* [Task requirements] Below are the records; copy every line in them that holds the string "Alarmanlage".

▬▬▬

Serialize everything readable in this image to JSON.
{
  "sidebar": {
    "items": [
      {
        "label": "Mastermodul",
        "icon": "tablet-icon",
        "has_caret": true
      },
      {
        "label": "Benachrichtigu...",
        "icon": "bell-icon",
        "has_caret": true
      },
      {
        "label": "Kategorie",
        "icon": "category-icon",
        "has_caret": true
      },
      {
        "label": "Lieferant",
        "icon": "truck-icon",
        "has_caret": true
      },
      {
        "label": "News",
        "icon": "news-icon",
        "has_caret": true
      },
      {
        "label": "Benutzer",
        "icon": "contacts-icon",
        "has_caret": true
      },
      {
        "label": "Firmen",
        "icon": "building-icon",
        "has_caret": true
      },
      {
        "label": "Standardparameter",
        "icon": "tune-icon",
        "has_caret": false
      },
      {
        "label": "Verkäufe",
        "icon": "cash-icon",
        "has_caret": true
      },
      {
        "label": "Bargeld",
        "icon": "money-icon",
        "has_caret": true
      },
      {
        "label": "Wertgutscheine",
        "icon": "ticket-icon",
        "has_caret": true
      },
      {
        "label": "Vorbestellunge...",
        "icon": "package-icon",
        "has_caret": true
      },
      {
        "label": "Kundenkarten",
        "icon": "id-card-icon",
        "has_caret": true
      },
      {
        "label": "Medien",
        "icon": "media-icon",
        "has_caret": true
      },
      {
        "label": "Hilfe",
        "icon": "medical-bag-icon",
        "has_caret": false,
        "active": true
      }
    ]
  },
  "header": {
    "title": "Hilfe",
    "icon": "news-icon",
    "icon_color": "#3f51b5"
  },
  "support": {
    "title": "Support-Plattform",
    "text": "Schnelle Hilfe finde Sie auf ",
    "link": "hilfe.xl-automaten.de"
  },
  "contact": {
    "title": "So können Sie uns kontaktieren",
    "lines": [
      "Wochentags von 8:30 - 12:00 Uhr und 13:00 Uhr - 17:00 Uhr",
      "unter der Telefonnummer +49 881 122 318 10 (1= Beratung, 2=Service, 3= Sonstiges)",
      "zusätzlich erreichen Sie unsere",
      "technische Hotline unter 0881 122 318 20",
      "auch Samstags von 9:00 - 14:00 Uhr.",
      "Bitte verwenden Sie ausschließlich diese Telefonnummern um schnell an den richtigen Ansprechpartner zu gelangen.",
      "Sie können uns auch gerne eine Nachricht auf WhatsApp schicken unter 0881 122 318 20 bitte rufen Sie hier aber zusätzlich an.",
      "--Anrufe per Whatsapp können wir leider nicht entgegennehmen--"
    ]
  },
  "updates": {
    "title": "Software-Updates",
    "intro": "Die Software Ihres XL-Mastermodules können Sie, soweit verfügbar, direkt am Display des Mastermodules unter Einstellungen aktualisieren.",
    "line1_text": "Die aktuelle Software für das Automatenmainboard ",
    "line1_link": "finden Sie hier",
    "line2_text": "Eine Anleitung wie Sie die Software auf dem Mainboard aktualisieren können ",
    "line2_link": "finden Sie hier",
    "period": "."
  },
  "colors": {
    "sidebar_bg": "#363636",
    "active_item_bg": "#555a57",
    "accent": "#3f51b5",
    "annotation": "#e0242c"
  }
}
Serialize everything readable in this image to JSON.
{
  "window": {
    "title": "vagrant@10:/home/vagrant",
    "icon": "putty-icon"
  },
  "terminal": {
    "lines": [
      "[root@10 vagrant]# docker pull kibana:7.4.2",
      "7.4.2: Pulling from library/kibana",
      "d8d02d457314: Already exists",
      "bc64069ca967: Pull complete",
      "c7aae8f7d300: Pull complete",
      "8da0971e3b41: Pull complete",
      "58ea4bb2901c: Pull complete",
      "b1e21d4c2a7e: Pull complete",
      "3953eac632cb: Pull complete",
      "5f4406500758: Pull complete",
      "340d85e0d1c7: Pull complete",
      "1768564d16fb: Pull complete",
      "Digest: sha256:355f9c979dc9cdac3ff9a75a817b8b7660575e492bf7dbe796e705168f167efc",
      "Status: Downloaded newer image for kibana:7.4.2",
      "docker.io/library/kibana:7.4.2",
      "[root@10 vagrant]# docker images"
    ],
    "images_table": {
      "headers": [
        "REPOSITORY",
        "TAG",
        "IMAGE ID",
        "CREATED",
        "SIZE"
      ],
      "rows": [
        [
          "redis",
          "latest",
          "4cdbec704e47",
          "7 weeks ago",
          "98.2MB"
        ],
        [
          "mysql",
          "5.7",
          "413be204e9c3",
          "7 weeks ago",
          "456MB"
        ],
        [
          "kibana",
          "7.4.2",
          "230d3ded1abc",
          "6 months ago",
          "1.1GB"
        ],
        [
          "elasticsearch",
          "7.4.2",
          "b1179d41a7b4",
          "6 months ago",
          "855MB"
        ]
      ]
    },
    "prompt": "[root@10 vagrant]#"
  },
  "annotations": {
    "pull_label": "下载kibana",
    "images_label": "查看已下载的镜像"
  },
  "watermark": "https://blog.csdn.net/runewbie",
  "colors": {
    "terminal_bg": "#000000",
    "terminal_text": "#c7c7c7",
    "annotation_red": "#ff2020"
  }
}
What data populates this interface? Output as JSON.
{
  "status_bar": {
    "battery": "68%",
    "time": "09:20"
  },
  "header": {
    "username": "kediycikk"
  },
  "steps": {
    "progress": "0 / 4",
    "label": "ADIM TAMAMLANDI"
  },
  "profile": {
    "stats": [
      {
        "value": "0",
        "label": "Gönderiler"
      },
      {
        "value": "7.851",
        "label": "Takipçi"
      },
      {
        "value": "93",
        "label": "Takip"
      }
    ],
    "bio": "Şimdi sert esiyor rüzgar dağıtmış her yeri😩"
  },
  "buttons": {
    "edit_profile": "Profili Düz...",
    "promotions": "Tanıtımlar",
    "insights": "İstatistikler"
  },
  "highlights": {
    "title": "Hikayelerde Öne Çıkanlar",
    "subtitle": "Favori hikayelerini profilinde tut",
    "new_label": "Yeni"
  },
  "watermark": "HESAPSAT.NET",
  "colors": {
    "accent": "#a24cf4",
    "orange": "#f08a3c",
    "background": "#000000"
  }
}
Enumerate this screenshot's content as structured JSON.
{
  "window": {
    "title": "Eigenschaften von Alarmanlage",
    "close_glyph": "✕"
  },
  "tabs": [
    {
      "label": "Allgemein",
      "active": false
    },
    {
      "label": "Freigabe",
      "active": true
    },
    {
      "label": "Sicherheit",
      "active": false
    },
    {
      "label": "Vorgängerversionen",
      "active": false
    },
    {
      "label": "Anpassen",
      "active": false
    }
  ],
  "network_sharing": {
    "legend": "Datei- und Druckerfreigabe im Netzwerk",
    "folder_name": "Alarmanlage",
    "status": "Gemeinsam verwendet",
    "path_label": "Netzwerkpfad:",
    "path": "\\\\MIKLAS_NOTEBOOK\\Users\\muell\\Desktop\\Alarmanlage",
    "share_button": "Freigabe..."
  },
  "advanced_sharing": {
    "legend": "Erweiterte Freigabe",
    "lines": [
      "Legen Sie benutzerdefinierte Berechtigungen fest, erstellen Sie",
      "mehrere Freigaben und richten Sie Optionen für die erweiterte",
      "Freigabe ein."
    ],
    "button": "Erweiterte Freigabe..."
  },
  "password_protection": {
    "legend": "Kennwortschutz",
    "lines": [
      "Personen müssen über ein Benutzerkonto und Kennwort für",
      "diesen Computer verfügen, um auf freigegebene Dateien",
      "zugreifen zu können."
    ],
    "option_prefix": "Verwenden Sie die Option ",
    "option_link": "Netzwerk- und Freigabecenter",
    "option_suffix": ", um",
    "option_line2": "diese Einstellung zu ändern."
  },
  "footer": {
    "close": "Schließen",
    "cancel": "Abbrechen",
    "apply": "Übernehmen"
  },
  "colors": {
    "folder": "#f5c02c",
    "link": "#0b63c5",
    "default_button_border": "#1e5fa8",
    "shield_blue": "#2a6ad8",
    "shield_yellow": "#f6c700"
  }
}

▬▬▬

* [Finished task]
    "title": "Eigenschaften von Alarmanlage",
    "folder_name": "Alarmanlage",
    "path": "\\\\MIKLAS_NOTEBOOK\\Users\\muell\\Desktop\\Alarmanlage",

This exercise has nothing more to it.